Matt den Dekker is an exceptional defensive player
There are less than two weeks of spring training remaining for the New York Mets with several important roster decisions still remaining for manager Terry Collins and his brain trust.
Opportunities abound in Port St. Lucie, including in the outfield, the bullpen and on the bench. Even so, there are still only going to be 25 players heading north at the end of March and there will be some impressive names left behind.
David Wright's injury may open the door for an opportunity in the infield, but Collins is still going to have to demote or cut some talented players before the Mets open their 2013 campaign on April 1 against the San Diego Padres.
Here are four players who will be tough to leave behind for the Mets.
Brian Bixler, a Sandusky, Ohio native, is no youngster anymore. He's 30 and is not on the Mets' 40-man roster, signed only to a minor league contract.
It is time for Bixler to prove he's worthy of heading north and he has taken advantage of that opportunity by hitting .308 with two home runs and six RBI through 14 games this spring.
A four-year major league veteran with the Pirates, Nationals and Astros, Bixler has primarily played at second base in camp, but has also logged some time at shortstop and third base, and looks like a scrappy, versatile player.
If Daniel Murphy's strained intercostal injury persists, Bixler would be a difficult cut or demotion for manager Terry Collins to make.
The University of Florida product has already provided ESPN with a few Top-10 highlight reel catches so far this spring.
In fact, den Dekker is starting to remind folks of a young Jim Edmonds, the eight-time Gold Glove winner, with his defensive play, speed and athleticism.
Mets outfield coach Tom Goodwin is impressed with how well den Dekker can flash the leather.
“From the first day I saw him, he’s reminded me of (Jacoby) Ellsbury—their body types and the way they can go get the ball,” Goodwin told Adam Rubin of ESPNNewYork.com. “I think he has a stronger arm than Jacoby has, but both of them can run. He’s a difference-maker out there in center field.”
The issue is den Dekker's bat.
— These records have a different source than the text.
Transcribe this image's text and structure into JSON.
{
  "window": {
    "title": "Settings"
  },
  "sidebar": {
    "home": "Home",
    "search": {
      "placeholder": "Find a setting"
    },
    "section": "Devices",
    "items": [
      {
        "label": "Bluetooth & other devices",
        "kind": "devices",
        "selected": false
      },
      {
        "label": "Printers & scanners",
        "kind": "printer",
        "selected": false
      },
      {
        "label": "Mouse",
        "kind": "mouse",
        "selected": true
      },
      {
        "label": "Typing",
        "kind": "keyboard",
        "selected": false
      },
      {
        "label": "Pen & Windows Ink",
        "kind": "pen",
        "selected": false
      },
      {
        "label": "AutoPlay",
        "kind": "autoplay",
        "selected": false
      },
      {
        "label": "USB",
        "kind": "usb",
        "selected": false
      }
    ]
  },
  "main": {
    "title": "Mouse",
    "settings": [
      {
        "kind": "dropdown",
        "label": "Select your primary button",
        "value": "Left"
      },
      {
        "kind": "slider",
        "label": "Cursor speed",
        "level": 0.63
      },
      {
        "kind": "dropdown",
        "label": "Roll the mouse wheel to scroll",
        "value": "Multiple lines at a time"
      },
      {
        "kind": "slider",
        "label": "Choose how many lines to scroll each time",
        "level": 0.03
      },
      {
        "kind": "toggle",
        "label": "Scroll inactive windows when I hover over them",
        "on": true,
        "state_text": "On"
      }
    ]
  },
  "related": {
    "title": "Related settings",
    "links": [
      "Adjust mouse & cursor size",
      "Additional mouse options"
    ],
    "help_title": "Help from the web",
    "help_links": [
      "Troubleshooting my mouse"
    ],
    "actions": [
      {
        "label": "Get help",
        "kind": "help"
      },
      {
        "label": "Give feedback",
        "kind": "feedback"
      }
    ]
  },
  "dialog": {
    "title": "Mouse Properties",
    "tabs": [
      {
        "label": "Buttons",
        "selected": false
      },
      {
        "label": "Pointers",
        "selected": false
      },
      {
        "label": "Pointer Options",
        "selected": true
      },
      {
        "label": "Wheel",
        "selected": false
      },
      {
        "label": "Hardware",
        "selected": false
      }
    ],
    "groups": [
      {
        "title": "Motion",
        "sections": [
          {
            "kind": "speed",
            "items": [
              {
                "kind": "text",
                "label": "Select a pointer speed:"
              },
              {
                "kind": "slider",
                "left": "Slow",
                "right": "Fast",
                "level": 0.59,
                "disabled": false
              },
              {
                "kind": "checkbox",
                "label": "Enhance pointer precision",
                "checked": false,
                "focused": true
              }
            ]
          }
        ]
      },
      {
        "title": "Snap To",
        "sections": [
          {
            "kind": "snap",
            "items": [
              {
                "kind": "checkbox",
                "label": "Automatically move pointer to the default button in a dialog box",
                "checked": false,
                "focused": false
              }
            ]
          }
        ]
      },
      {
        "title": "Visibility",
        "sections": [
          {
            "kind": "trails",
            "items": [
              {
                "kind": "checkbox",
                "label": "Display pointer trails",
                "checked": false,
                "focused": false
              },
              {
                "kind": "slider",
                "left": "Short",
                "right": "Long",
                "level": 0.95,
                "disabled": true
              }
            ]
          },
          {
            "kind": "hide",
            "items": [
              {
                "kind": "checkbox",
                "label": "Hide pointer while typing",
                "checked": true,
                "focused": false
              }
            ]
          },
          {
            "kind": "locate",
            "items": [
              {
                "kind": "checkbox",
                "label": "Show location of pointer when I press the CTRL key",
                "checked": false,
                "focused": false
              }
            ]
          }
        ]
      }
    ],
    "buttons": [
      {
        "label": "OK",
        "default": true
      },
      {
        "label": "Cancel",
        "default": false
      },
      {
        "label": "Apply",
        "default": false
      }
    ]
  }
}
Through his first 13 games in Grapefruit League play, the 25-year-old was batting just .226 with one HR and three RBI. He batted .340 last season, but that was for Double-A Binghamton. Still, the Mets like his potential at the plate.
Even though den Dekker is a non-roster invitee, his defensive prowess in late-game situations must give Collins pause about whether he'd like to take the talented southpaw north with him.
Veteran southpaw Aaron Laffey is enjoying a terrific spring training, going 1-0 without having allowed an earned run in eight innings of work.
Laffey has five years of major league experience under his belt and although his career ledger isn't overly impressive—he is 25-29 with a 4.38 ERA with Cleveland and Toronto—he can start or relieve, which adds needed versatility for New York.
Another non-roster invitee, Laffey could provide Collins with another option in the starting rotation if Johan Santana remains sidelined for an extended period or if current fifth starter Jeremy Hefner falters. Since he's not on the 40-man roster, Laffey is far from being guaranteed a spot on New York's Opening Day roster, but he has really opened some eyes in Florida.
Laffey is scheduled to start Wednesday's game against the Astros.
“I think they know what I can do,” Laffey told Adam Rubin of ESPNNewYork.com. “I’ve been in the big leagues for over four years now. It’s just nice to get out there and throw multiple innings.”
The more innings he throws, the better impression he makes.
The centerpiece in the R.A. Dickey trade, Travis d'Arnaud is slated to start the 2013 campaign with Triple-A Las Vegas, although he should not be there for long because he looks ready for the majors.
The 24-year-old d'Arnaud has enjoyed an excellent spring training, not only having handled the Mets' pitching staff well, but also hitting .308 with a pair of RBI and an OBP of .387 in a dozen games.
d'Arnaud has also belted three doubles and scored five runs while displaying a strong arm and looking like a fine defensive backstop.
"I feel like I’m close to where I need to be, but until they tell me I’m on the team, I’m not finished." d'Arnaud told Dan Martin of the New York Post.
It shouldn't be long until d'Arnaud takes up permanent residence in Flushing, N.Y. Although he should be in Triple-A for just a short time, it has to be very tempting for manager Terry Collins to make him a part of the Opening Day roster.